**ACTION ITEM**
All of the data needs to be repeated exactly.

**RECORDS FOR THIS EXERCISE**
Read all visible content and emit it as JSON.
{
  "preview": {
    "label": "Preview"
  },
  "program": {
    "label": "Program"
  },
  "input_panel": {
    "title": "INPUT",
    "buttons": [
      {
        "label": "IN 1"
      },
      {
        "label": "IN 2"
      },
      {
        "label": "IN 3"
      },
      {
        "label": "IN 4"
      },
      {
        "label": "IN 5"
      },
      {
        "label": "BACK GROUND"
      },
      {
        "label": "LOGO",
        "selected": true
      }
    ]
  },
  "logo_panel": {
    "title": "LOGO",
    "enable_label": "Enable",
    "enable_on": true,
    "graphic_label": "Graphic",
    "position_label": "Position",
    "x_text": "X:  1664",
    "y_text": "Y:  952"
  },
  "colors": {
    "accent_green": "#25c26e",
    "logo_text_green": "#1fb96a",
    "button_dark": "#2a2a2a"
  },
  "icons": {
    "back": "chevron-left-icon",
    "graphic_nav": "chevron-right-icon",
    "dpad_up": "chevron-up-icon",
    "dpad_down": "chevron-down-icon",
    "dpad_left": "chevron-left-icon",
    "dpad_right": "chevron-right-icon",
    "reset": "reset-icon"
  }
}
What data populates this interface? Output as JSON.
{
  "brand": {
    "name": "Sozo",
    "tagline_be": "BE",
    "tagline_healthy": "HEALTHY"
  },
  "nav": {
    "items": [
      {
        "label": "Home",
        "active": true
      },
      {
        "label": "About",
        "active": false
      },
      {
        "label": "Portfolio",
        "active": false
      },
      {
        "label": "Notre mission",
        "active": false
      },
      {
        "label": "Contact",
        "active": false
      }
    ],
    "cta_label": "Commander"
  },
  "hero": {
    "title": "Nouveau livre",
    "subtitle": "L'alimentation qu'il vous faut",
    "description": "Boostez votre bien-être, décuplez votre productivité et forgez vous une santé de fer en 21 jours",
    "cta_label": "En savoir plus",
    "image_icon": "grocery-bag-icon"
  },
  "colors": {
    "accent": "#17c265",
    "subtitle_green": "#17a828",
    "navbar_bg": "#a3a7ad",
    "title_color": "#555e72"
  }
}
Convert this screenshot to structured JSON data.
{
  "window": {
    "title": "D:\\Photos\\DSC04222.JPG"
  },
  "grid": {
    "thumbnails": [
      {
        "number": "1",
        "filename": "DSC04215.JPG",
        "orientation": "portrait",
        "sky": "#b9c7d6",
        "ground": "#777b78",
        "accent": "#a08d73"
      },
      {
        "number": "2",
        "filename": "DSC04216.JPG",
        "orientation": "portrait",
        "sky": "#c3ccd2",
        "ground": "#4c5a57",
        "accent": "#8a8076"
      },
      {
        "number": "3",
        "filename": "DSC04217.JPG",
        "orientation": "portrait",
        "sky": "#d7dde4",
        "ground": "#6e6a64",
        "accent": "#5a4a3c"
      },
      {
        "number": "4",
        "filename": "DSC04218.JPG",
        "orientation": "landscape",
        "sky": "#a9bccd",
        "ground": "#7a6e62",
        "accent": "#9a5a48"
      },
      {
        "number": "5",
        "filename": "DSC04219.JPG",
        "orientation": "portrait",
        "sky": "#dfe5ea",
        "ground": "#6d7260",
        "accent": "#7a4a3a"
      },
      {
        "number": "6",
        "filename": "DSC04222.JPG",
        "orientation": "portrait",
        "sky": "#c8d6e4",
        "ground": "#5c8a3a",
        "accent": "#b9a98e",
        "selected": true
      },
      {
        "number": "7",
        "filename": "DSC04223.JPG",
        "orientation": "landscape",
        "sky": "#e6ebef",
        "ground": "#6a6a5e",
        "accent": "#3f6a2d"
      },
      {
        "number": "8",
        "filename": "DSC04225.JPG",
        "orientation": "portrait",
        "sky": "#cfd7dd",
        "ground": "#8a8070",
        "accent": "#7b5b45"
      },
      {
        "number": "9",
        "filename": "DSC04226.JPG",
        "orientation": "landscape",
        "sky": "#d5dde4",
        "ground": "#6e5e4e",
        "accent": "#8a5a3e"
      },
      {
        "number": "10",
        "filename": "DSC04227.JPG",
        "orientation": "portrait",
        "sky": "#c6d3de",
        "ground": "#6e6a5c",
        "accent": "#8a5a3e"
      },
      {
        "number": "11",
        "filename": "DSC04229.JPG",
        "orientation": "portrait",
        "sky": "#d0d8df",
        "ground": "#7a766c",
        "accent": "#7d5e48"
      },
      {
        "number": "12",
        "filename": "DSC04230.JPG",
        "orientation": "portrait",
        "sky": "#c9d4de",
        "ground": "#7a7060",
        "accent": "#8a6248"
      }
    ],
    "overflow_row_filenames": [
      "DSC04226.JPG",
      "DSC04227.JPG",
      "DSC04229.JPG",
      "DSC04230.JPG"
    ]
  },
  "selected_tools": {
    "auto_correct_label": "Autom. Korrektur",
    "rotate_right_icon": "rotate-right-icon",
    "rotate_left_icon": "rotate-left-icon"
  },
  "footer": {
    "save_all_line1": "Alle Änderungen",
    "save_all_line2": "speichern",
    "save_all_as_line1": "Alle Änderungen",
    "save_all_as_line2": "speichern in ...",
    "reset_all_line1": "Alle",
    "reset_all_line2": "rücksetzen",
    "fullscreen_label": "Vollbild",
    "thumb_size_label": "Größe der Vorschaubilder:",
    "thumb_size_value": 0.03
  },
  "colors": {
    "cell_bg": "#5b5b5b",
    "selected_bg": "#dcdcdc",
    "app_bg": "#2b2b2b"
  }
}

**TASK SOLUTION**
Read all visible content and emit it as JSON.
{
  "preview": {
    "label": "Preview"
  },
  "program": {
    "label": "Program"
  },
  "input_panel": {
    "title": "INPUT",
    "buttons": [
      {
        "label": "IN 1"
      },
      {
        "label": "IN 2"
      },
      {
        "label": "IN 3"
      },
      {
        "label": "IN 4"
      },
      {
        "label": "IN 5"
      },
      {
        "label": "BACK GROUND"
      },
      {
        "label": "LOGO",
        "selected": true
      }
    ]
  },
  "logo_panel": {
    "title": "LOGO",
    "enable_label": "Enable",
    "enable_on": true,
    "graphic_label": "Graphic",
    "position_label": "Position",
    "x_text": "X:  1664",
    "y_text": "Y:  952"
  },
  "colors": {
    "accent_green": "#25c26e",
    "logo_text_green": "#1fb96a",
    "button_dark": "#2a2a2a"
  },
  "icons": {
    "back": "chevron-left-icon",
    "graphic_nav": "chevron-right-icon",
    "dpad_up": "chevron-up-icon",
    "dpad_down": "chevron-down-icon",
    "dpad_left": "chevron-left-icon",
    "dpad_right": "chevron-right-icon",
    "reset": "reset-icon"
  }
}
What data populates this interface? Output as JSON.
{
  "brand": {
    "name": "Sozo",
    "tagline_be": "BE",
    "tagline_healthy": "HEALTHY"
  },
  "nav": {
    "items": [
      {
        "label": "Home",
        "active": true
      },
      {
        "label": "About",
        "active": false
      },
      {
        "label": "Portfolio",
        "active": false
      },
      {
        "label": "Notre mission",
        "active": false
      },
      {
        "label": "Contact",
        "active": false
      }
    ],
    "cta_label": "Commander"
  },
  "hero": {
    "title": "Nouveau livre",
    "subtitle": "L'alimentation qu'il vous faut",
    "description": "Boostez votre bien-être, décuplez votre productivité et forgez vous une santé de fer en 21 jours",
    "cta_label": "En savoir plus",
    "image_icon": "grocery-bag-icon"
  },
  "colors": {
    "accent": "#17c265",
    "subtitle_green": "#17a828",
    "navbar_bg": "#a3a7ad",
    "title_color": "#555e72"
  }
}
Convert this screenshot to structured JSON data.
{
  "window": {
    "title": "D:\\Photos\\DSC04222.JPG"
  },
  "grid": {
    "thumbnails": [
      {
        "number": "1",
        "filename": "DSC04215.JPG",
        "orientation": "portrait",
        "sky": "#b9c7d6",
        "ground": "#777b78",
        "accent": "#a08d73"
      },
      {
        "number": "2",
        "filename": "DSC04216.JPG",
        "orientation": "portrait",
        "sky": "#c3ccd2",
        "ground": "#4c5a57",
        "accent": "#8a8076"
      },
      {
        "number": "3",
        "filename": "DSC04217.JPG",
        "orientation": "portrait",
        "sky": "#d7dde4",
        "ground": "#6e6a64",
        "accent": "#5a4a3c"
      },
      {
        "number": "4",
        "filename": "DSC04218.JPG",
        "orientation": "landscape",
        "sky": "#a9bccd",
        "ground": "#7a6e62",
        "accent": "#9a5a48"
      },
      {
        "number": "5",
        "filename": "DSC04219.JPG",
        "orientation": "portrait",
        "sky": "#dfe5ea",
        "ground": "#6d7260",
        "accent": "#7a4a3a"
      },
      {
        "number": "6",
        "filename": "DSC04222.JPG",
        "orientation": "portrait",
        "sky": "#c8d6e4",
        "ground": "#5c8a3a",
        "accent": "#b9a98e",
        "selected": true
      },
      {
        "number": "7",
        "filename": "DSC04223.JPG",
        "orientation": "landscape",
        "sky": "#e6ebef",
        "ground": "#6a6a5e",
        "accent": "#3f6a2d"
      },
      {
        "number": "8",
        "filename": "DSC04225.JPG",
        "orientation": "portrait",
        "sky": "#cfd7dd",
        "ground": "#8a8070",
        "accent": "#7b5b45"
      },
      {
        "number": "9",
        "filename": "DSC04226.JPG",
        "orientation": "landscape",
        "sky": "#d5dde4",
        "ground": "#6e5e4e",
        "accent": "#8a5a3e"
      },
      {
        "number": "10",
        "filename": "DSC04227.JPG",
        "orientation": "portrait",
        "sky": "#c6d3de",
        "ground": "#6e6a5c",
        "accent": "#8a5a3e"
      },
      {
        "number": "11",
        "filename": "DSC04229.JPG",
        "orientation": "portrait",
        "sky": "#d0d8df",
        "ground": "#7a766c",
        "accent": "#7d5e48"
      },
      {
        "number": "12",
        "filename": "DSC04230.JPG",
        "orientation": "portrait",
        "sky": "#c9d4de",
        "ground": "#7a7060",
        "accent": "#8a6248"
      }
    ],
    "overflow_row_filenames": [
      "DSC04226.JPG",
      "DSC04227.JPG",
      "DSC04229.JPG",
      "DSC04230.JPG"
    ]
  },
  "selected_tools": {
    "auto_correct_label": "Autom. Korrektur",
    "rotate_right_icon": "rotate-right-icon",
    "rotate_left_icon": "rotate-left-icon"
  },
  "footer": {
    "save_all_line1": "Alle Änderungen",
    "save_all_line2": "speichern",
    "save_all_as_line1": "Alle Änderungen",
    "save_all_as_line2": "speichern in ...",
    "reset_all_line1": "Alle",
    "reset_all_line2": "rücksetzen",
    "fullscreen_label": "Vollbild",
    "thumb_size_label": "Größe der Vorschaubilder:",
    "thumb_size_value": 0.03
  },
  "colors": {
    "cell_bg": "#5b5b5b",
    "selected_bg": "#dcdcdc",
    "app_bg": "#2b2b2b"
  }
}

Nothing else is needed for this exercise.